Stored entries
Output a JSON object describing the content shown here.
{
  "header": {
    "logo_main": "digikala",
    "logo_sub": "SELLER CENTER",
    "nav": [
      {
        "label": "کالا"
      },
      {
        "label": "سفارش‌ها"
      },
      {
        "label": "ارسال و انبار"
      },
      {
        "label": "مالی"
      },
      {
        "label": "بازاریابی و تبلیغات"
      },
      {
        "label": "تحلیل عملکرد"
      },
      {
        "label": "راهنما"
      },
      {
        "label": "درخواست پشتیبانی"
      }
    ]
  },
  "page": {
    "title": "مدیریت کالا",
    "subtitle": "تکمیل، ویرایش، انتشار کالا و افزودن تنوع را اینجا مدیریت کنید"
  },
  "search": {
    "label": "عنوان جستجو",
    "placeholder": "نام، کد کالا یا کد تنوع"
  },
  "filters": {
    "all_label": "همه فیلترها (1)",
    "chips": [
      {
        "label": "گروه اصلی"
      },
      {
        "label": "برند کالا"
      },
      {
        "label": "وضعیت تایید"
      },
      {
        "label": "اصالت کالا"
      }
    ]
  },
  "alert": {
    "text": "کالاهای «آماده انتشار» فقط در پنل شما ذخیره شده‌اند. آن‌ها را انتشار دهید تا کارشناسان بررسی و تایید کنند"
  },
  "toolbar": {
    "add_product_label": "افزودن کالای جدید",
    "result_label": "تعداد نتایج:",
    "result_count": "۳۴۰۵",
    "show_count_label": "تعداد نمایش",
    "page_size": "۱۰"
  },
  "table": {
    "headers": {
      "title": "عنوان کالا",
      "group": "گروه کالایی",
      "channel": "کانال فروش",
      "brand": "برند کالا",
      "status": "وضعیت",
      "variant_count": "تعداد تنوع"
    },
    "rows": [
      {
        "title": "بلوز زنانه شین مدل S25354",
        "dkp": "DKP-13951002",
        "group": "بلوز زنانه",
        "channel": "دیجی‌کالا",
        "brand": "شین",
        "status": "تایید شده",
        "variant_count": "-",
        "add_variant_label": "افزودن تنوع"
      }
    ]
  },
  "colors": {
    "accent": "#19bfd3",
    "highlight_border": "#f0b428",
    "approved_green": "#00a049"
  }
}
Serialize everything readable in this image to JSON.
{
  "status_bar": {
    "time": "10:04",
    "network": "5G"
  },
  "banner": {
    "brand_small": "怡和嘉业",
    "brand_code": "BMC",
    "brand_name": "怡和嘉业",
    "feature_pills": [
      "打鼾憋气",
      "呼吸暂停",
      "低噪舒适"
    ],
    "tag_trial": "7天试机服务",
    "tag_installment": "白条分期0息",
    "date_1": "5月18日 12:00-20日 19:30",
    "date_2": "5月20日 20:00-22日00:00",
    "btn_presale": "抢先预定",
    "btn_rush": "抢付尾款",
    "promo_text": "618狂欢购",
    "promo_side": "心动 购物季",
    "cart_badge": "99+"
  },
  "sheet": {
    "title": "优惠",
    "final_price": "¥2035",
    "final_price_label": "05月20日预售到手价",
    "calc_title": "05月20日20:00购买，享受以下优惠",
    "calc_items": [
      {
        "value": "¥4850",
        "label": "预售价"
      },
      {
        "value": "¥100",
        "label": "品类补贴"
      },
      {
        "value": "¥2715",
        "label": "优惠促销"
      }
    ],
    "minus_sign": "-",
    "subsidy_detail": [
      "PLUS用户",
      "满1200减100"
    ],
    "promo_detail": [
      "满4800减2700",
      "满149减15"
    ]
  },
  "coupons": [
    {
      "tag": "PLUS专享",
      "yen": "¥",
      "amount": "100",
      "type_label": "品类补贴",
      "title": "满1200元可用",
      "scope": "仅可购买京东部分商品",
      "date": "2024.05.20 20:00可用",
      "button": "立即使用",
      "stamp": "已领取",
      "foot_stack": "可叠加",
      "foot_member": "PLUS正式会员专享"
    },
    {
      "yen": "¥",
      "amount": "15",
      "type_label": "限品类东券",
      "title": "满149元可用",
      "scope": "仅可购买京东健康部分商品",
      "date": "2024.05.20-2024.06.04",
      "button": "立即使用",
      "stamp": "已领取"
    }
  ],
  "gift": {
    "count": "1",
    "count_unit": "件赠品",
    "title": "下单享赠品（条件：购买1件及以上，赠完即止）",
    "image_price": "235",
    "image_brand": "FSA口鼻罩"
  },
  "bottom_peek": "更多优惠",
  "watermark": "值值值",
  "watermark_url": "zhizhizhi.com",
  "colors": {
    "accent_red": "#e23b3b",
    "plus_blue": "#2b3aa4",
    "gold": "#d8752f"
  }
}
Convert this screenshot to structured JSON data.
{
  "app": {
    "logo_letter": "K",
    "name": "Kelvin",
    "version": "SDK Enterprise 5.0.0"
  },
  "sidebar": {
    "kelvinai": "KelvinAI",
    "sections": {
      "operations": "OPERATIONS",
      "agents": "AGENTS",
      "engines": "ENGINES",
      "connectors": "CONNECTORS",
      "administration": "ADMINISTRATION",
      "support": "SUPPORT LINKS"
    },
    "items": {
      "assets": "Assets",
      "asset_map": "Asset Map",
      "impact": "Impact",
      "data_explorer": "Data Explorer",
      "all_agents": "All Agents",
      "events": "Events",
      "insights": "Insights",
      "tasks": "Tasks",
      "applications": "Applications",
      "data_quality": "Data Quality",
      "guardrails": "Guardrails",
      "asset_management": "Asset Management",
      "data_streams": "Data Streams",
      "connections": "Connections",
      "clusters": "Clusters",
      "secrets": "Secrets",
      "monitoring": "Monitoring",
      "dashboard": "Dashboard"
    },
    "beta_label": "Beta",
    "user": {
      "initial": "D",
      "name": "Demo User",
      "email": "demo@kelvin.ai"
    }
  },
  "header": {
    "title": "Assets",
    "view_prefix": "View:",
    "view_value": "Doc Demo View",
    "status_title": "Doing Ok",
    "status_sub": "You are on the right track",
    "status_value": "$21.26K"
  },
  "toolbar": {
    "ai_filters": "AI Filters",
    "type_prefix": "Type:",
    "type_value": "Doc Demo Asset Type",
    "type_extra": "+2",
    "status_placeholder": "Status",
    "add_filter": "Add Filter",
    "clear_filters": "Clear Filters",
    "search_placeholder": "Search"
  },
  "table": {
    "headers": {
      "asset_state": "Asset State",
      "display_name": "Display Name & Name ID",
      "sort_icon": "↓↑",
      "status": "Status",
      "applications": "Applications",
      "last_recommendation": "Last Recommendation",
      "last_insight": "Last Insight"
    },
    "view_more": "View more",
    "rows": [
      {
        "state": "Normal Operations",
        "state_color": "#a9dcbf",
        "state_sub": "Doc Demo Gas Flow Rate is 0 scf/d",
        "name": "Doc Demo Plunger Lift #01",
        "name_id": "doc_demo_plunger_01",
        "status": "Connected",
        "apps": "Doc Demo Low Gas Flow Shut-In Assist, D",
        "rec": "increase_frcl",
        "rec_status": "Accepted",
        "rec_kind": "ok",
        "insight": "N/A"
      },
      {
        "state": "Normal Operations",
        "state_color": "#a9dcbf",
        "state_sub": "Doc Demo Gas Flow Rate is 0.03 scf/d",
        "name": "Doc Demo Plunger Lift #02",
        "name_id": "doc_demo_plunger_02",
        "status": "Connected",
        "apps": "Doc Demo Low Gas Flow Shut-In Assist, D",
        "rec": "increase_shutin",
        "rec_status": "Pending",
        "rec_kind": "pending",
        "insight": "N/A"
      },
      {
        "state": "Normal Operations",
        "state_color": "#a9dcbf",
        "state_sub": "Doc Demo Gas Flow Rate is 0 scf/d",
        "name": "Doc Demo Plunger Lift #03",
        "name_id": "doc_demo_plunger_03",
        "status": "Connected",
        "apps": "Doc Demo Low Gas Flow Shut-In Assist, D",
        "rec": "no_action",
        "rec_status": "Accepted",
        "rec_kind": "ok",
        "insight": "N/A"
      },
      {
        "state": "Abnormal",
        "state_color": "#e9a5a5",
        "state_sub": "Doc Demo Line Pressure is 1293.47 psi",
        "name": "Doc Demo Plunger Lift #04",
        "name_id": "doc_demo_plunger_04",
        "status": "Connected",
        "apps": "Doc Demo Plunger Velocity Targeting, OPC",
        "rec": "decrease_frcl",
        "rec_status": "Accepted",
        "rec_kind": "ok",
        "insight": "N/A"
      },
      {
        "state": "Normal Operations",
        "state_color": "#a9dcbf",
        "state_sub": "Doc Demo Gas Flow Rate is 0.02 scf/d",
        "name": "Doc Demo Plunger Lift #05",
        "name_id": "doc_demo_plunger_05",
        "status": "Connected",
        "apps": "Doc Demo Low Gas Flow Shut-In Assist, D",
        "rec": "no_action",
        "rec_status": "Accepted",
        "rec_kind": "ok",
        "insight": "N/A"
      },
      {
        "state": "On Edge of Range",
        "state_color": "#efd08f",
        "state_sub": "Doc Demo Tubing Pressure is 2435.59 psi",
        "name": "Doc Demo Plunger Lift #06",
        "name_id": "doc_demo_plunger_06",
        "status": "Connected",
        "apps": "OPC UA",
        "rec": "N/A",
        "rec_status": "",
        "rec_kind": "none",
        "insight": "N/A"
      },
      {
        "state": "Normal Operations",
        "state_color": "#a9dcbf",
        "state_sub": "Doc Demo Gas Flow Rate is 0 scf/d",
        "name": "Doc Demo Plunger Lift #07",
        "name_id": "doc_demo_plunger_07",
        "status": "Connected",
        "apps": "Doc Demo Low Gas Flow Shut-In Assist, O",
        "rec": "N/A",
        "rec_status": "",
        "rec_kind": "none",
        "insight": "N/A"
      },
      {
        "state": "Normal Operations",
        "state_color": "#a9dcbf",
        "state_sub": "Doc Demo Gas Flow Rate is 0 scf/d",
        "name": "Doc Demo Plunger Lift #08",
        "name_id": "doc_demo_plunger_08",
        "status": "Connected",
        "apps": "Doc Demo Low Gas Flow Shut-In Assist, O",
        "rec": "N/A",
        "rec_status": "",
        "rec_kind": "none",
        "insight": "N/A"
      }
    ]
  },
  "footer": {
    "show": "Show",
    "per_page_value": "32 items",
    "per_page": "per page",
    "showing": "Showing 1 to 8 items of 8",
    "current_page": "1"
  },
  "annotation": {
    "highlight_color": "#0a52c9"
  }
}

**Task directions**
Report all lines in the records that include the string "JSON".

**Task answer**
Output a JSON object describing the content shown here.
Serialize everything readable in this image to JSON.
Convert this screenshot to structured JSON data.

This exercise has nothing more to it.